Need for development drives Bolivian mayor’s zeal
By Glen Argan
The mayor of Anchoraimes, Bolivia, Zenon Ramos Mamani, did lay it on thick. Our visit of 14 Development and Peace supporters from Alberta and Manitoba to his municipality in mid-August, he said, “will go down in municipal history as a good date to remember.”
The central government of Bolivia, based a couple of hours away in La Paz, has forgotten Anchoraimes, Ramos said. But the visiting Canadians should be applauded because Development and Peace has not forgotten. It has provided funding to the local Nuna Foundation for various small projects to improve local agriculture.
The mayor astonished us by presenting each of us with a red poncho, scarf and woolen hat as a sign of gratitude of the residents of the 80 villages that make up Anchoraimes.
If the gifts seemed overwhelming, one must recall that the region near Lake Titicaca, which straddles the border between Peru and Bolivia, faces dire problems. Water levels are falling every year. Not long ago, you could strike water by digging down two metres; now, one must drill six metres below the surface before hitting water.
A lack of economic opportunity is driving local residents to the large cities in hopes of making a decent living.

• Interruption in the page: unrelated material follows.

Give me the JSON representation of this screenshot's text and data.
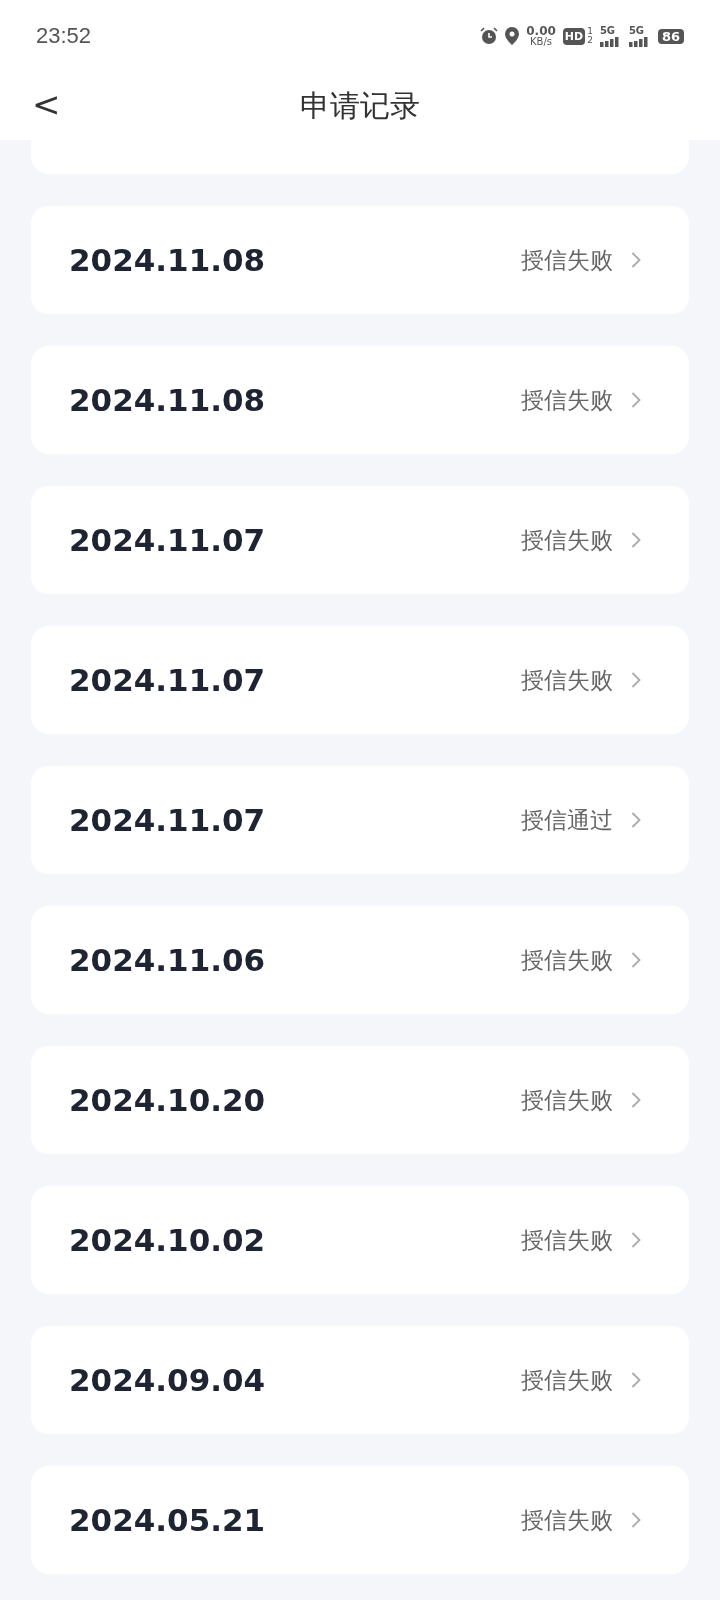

“We have initiative, but we lack the resources to do what we need to do,” Ramos told us. “We are causing damage to our sacred lake due to lack of awareness of how to deal with environmental issues.”
An hour after the mayor’s welcome, at two of the villages in Anchoraimes, Wilder Mendoza of Nuna Foundation showed us improvements that resulted from Development and Peace funding – a cement trough so livestock could drink water from a nearby well, a cheese room in one home that enabled the family to increase production of cheese and yogurt, irrigation of a family garden.
Because of the new hygienic cheese room, cheese and yogurt from the village can now be sold at market. The yogurt was the most delicious I have ever tasted.
Pedro and Manuela had received a tap that emptied water directly into a trough, enabling them to feed their livestock without having to haul water. When I set up a photo of the elderly couple, the mayor was there like a bullet, inserting himself in the middle of the picture.
The people of the villages welcomed us with unparalleled warmth. A five-man band with flutes and drums greeted us, and women from one village took us by the hands and danced us over to their village. A mid-day feast had been prepared – fish and local vegetables – by the women in their traditional Andean dress and bowler hats.
People who had so little gave to us from their substance, not from any excess. The mayor’s gratitude for the help from Development and Peace was sincere and borne out by the actions of the people themselves.
After the feast, we went on to see greenhouses, terraces built to prevent soil erosion, a water tank, watering systems, a large compost pile and a wall built to create a warmer microclimate for growing vegetables in the cool mountain air. The people are recovering traditional agriculture techniques that had been lost.
The one thing that cannot be manufactured is water. Picturesque Lake Titicaca, the largest lake in South America, is mere miles away, but its level is falling. Water pollution, meanwhile, is increasing as population growth near the lake occurs faster than the building of new sewage treatment facilities.
Ramos, the mayor, said tourism is a possible source of added revenue for the region, but Bolivians tend to discount its potential. “We don’t understand it.”
However, he himself is a one-man chamber of commerce, going full throttle to get outsiders to pay attention to his municipality and its products. He refers to an unnamed local sweet berry that gives people energy. “It is an untouched source of income. It has a lot to offer.”
As our visit draws to a close, the villagers head home, while the band, now down a man, escorts us with pipes and drums to a waiting bus. Some of us are in tears, overwhelmed by the generosity of the people and their desire for a better life.
For us, the day has been like a dream, a touch of heaven where generosity is a way of life. But for the mayor, “Our dream is to know development like that of other countries in North America.”